§ **WHAT TO WORK ON**: Please retype the records that appear below, exactly and in full.

╭──

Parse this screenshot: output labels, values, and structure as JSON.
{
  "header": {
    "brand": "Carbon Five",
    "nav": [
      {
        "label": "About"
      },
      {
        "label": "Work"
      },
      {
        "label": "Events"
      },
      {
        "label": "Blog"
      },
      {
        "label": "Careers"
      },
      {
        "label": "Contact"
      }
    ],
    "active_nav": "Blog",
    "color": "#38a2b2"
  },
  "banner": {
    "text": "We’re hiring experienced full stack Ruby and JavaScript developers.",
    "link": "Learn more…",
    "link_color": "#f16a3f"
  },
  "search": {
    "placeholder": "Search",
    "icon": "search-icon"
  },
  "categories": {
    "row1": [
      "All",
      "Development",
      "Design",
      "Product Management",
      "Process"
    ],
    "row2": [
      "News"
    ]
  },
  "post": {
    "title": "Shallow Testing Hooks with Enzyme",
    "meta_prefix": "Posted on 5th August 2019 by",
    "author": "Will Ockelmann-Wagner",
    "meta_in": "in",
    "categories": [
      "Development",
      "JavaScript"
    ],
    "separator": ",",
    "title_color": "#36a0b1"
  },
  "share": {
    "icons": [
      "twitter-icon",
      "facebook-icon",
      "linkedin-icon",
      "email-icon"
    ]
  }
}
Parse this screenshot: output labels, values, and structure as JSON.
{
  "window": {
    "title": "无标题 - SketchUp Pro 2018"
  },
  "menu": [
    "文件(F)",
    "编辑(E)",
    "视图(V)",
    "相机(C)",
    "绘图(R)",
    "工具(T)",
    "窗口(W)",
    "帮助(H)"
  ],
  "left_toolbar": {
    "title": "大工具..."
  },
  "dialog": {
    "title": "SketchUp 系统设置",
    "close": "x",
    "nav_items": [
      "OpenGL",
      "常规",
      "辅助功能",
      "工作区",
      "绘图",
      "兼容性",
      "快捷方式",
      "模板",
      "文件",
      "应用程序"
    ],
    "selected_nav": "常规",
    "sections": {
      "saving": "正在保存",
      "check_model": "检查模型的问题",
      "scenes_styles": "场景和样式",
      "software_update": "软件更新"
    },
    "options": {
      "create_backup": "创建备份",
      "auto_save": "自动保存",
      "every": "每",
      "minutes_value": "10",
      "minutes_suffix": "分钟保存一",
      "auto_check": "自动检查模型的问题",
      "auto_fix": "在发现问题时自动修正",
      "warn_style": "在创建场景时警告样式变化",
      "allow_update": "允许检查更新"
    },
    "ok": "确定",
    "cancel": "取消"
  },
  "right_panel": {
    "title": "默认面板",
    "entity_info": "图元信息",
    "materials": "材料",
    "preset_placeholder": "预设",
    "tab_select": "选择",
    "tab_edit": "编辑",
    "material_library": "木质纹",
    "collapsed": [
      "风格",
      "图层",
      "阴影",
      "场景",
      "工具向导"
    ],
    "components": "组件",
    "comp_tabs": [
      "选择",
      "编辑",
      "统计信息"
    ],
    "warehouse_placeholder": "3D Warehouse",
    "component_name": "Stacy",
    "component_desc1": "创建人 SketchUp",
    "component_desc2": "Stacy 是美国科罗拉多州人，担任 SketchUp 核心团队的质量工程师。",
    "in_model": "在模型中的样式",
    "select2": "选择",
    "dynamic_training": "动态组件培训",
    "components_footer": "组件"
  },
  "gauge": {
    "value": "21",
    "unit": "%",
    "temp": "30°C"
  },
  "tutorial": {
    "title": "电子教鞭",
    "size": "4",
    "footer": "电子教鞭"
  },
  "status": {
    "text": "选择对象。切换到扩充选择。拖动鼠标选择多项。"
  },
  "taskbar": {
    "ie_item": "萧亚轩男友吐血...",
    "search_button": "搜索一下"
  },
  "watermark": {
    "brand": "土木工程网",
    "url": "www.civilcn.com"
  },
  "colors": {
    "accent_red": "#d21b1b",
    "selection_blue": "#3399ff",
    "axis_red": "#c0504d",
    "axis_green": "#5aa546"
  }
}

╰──

§ **EXPECTED OUTPUT**:
Parse this screenshot: output labels, values, and structure as JSON.
{
  "header": {
    "brand": "Carbon Five",
    "nav": [
      {
        "label": "About"
      },
      {
        "label": "Work"
      },
      {
        "label": "Events"
      },
      {
        "label": "Blog"
      },
      {
        "label": "Careers"
      },
      {
        "label": "Contact"
      }
    ],
    "active_nav": "Blog",
    "color": "#38a2b2"
  },
  "banner": {
    "text": "We’re hiring experienced full stack Ruby and JavaScript developers.",
    "link": "Learn more…",
    "link_color": "#f16a3f"
  },
  "search": {
    "placeholder": "Search",
    "icon": "search-icon"
  },
  "categories": {
    "row1": [
      "All",
      "Development",
      "Design",
      "Product Management",
      "Process"
    ],
    "row2": [
      "News"
    ]
  },
  "post": {
    "title": "Shallow Testing Hooks with Enzyme",
    "meta_prefix": "Posted on 5th August 2019 by",
    "author": "Will Ockelmann-Wagner",
    "meta_in": "in",
    "categories": [
      "Development",
      "JavaScript"
    ],
    "separator": ",",
    "title_color": "#36a0b1"
  },
  "share": {
    "icons": [
      "twitter-icon",
      "facebook-icon",
      "linkedin-icon",
      "email-icon"
    ]
  }
}
Parse this screenshot: output labels, values, and structure as JSON.
{
  "window": {
    "title": "无标题 - SketchUp Pro 2018"
  },
  "menu": [
    "文件(F)",
    "编辑(E)",
    "视图(V)",
    "相机(C)",
    "绘图(R)",
    "工具(T)",
    "窗口(W)",
    "帮助(H)"
  ],
  "left_toolbar": {
    "title": "大工具..."
  },
  "dialog": {
    "title": "SketchUp 系统设置",
    "close": "x",
    "nav_items": [
      "OpenGL",
      "常规",
      "辅助功能",
      "工作区",
      "绘图",
      "兼容性",
      "快捷方式",
      "模板",
      "文件",
      "应用程序"
    ],
    "selected_nav": "常规",
    "sections": {
      "saving": "正在保存",
      "check_model": "检查模型的问题",
      "scenes_styles": "场景和样式",
      "software_update": "软件更新"
    },
    "options": {
      "create_backup": "创建备份",
      "auto_save": "自动保存",
      "every": "每",
      "minutes_value": "10",
      "minutes_suffix": "分钟保存一",
      "auto_check": "自动检查模型的问题",
      "auto_fix": "在发现问题时自动修正",
      "warn_style": "在创建场景时警告样式变化",
      "allow_update": "允许检查更新"
    },
    "ok": "确定",
    "cancel": "取消"
  },
  "right_panel": {
    "title": "默认面板",
    "entity_info": "图元信息",
    "materials": "材料",
    "preset_placeholder": "预设",
    "tab_select": "选择",
    "tab_edit": "编辑",
    "material_library": "木质纹",
    "collapsed": [
      "风格",
      "图层",
      "阴影",
      "场景",
      "工具向导"
    ],
    "components": "组件",
    "comp_tabs": [
      "选择",
      "编辑",
      "统计信息"
    ],
    "warehouse_placeholder": "3D Warehouse",
    "component_name": "Stacy",
    "component_desc1": "创建人 SketchUp",
    "component_desc2": "Stacy 是美国科罗拉多州人，担任 SketchUp 核心团队的质量工程师。",
    "in_model": "在模型中的样式",
    "select2": "选择",
    "dynamic_training": "动态组件培训",
    "components_footer": "组件"
  },
  "gauge": {
    "value": "21",
    "unit": "%",
    "temp": "30°C"
  },
  "tutorial": {
    "title": "电子教鞭",
    "size": "4",
    "footer": "电子教鞭"
  },
  "status": {
    "text": "选择对象。切换到扩充选择。拖动鼠标选择多项。"
  },
  "taskbar": {
    "ie_item": "萧亚轩男友吐血...",
    "search_button": "搜索一下"
  },
  "watermark": {
    "brand": "土木工程网",
    "url": "www.civilcn.com"
  },
  "colors": {
    "accent_red": "#d21b1b",
    "selection_blue": "#3399ff",
    "axis_red": "#c0504d",
    "axis_green": "#5aa546"
  }
}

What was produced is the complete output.